──────── Dataset entries ────────

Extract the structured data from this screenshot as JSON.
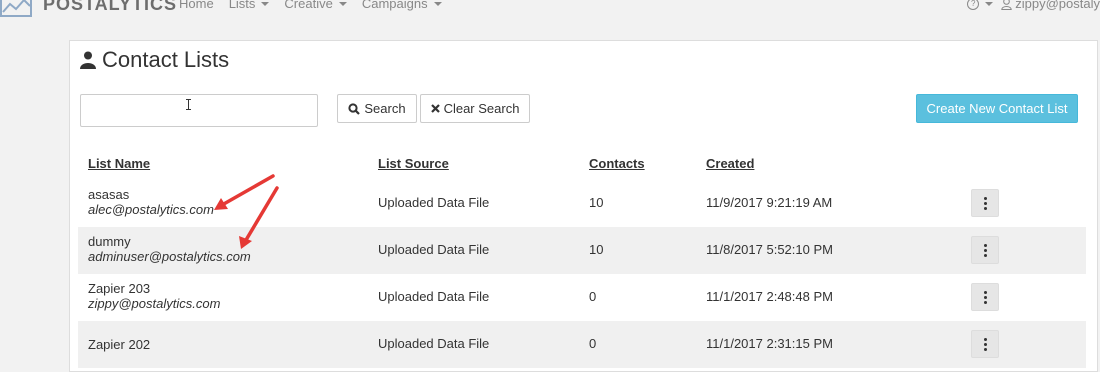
{
  "nav": {
    "brand": "POSTALYTICS",
    "links": [
      {
        "label": "Home",
        "dropdown": false
      },
      {
        "label": "Lists",
        "dropdown": true
      },
      {
        "label": "Creative",
        "dropdown": true
      },
      {
        "label": "Campaigns",
        "dropdown": true
      }
    ],
    "help_icon": "question-circle-icon",
    "user": "zippy@postaly"
  },
  "page": {
    "title": "Contact Lists",
    "title_icon": "user-icon"
  },
  "search": {
    "value": "",
    "search_label": "Search",
    "clear_label": "Clear Search",
    "create_label": "Create New Contact List"
  },
  "table": {
    "columns": [
      "List Name",
      "List Source",
      "Contacts",
      "Created"
    ],
    "rows": [
      {
        "name": "asasas",
        "email": "alec@postalytics.com",
        "source": "Uploaded Data File",
        "contacts": "10",
        "created": "11/9/2017 9:21:19 AM"
      },
      {
        "name": "dummy",
        "email": "adminuser@postalytics.com",
        "source": "Uploaded Data File",
        "contacts": "10",
        "created": "11/8/2017 5:52:10 PM"
      },
      {
        "name": "Zapier 203",
        "email": "zippy@postalytics.com",
        "source": "Uploaded Data File",
        "contacts": "0",
        "created": "11/1/2017 2:48:48 PM"
      },
      {
        "name": "Zapier 202",
        "email": "",
        "source": "Uploaded Data File",
        "contacts": "0",
        "created": "11/1/2017 2:31:15 PM"
      }
    ]
  },
  "colors": {
    "accent": "#5bc0de",
    "annotation_arrow": "#e53935"
  }
}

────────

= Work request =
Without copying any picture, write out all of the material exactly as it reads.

= Expected output =
Extract the structured data from this screenshot as JSON.
{
  "nav": {
    "brand": "POSTALYTICS",
    "links": [
      {
        "label": "Home",
        "dropdown": false
      },
      {
        "label": "Lists",
        "dropdown": true
      },
      {
        "label": "Creative",
        "dropdown": true
      },
      {
        "label": "Campaigns",
        "dropdown": true
      }
    ],
    "help_icon": "question-circle-icon",
    "user": "zippy@postaly"
  },
  "page": {
    "title": "Contact Lists",
    "title_icon": "user-icon"
  },
  "search": {
    "value": "",
    "search_label": "Search",
    "clear_label": "Clear Search",
    "create_label": "Create New Contact List"
  },
  "table": {
    "columns": [
      "List Name",
      "List Source",
      "Contacts",
      "Created"
    ],
    "rows": [
      {
        "name": "asasas",
        "email": "alec@postalytics.com",
        "source": "Uploaded Data File",
        "contacts": "10",
        "created": "11/9/2017 9:21:19 AM"
      },
      {
        "name": "dummy",
        "email": "adminuser@postalytics.com",
        "source": "Uploaded Data File",
        "contacts": "10",
        "created": "11/8/2017 5:52:10 PM"
      },
      {
        "name": "Zapier 203",
        "email": "zippy@postalytics.com",
        "source": "Uploaded Data File",
        "contacts": "0",
        "created": "11/1/2017 2:48:48 PM"
      },
      {
        "name": "Zapier 202",
        "email": "",
        "source": "Uploaded Data File",
        "contacts": "0",
        "created": "11/1/2017 2:31:15 PM"
      }
    ]
  },
  "colors": {
    "accent": "#5bc0de",
    "annotation_arrow": "#e53935"
  }
}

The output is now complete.